“My mom is 69 and this may be the last chance that she is able to see a woman in office,” Reyes said. “That's one of the reasons I spent six weekends in a row out canvassing.”

Lartressa “Tressy” Lyon is precinct captain for Sanders who will be caucusing with the Democrats Saturday.

Lyon, whose career as a gold-miner ended with an on-the-job injury, is passionate about single-payer healthcare. She said people who work for the large gold-mining companies have high-quality health clinics, but if they’re not employed in the mines, healthcare can be a financial burden.

LGBT rights are another important issue for Lyon. She’s a lesbian who founded the first LGBT support group in Elko last year. Both Lyon and her wife are veterans. In contrast to the Clintons, she said, Sanders spoke out against Don’t Ask Don’t Tell.

In the end, control of Nevada’s 43 delegates will come down in part to committed volunteers like Reyes and Lyon.

Jacklynn Williams, a transgender woman, is another LGBT activist in Elko. In  2008, when she was 18, she didn’t vote, but this year, she's discussing the election with friends and relatives.

“I've looked into Sanders, I've looked into Hillary, and I looked into Trump and I've done a lot of research, basically on their backgrounds and everything, and surprisingly, if I did vote, I would vote for Trump,” Williams said.

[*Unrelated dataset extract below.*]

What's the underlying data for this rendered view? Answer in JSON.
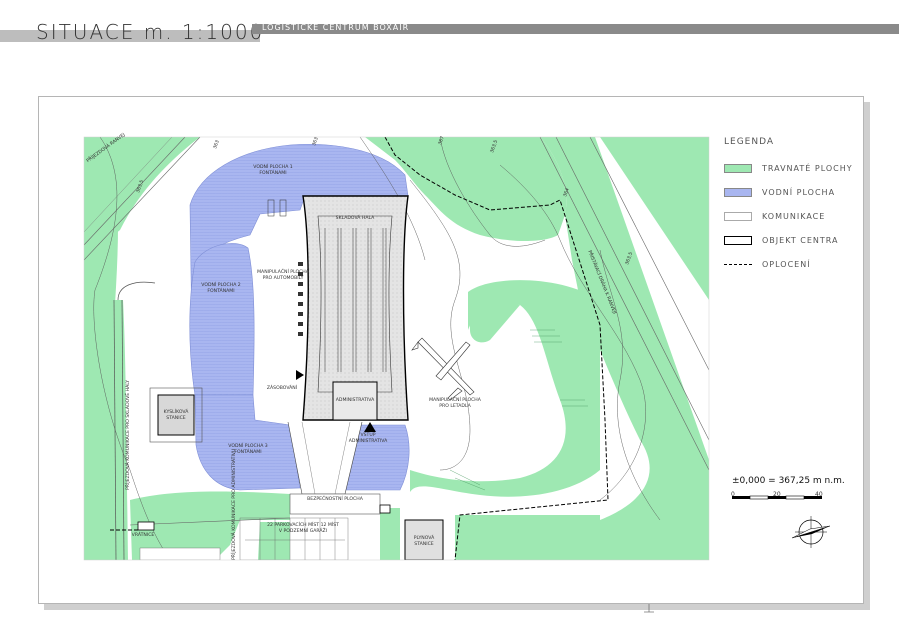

Trump is a less popular choice among younger voters, who, nationwide, are showing their  support for Sanders. But that’s not entirely the case in this part of Nevada.

Baby Bleu, an employee at one of Elko’s legal brothels, is still undecided. “I was born in ‘93,” she said. “I've never voted. This presidential election has me feeling very unexcited to be of legal age and I'm very disappointed at my choices.”

It’s that kind of disappointment that candidates hope to turn around as they criss-cross Nevada’s countryside.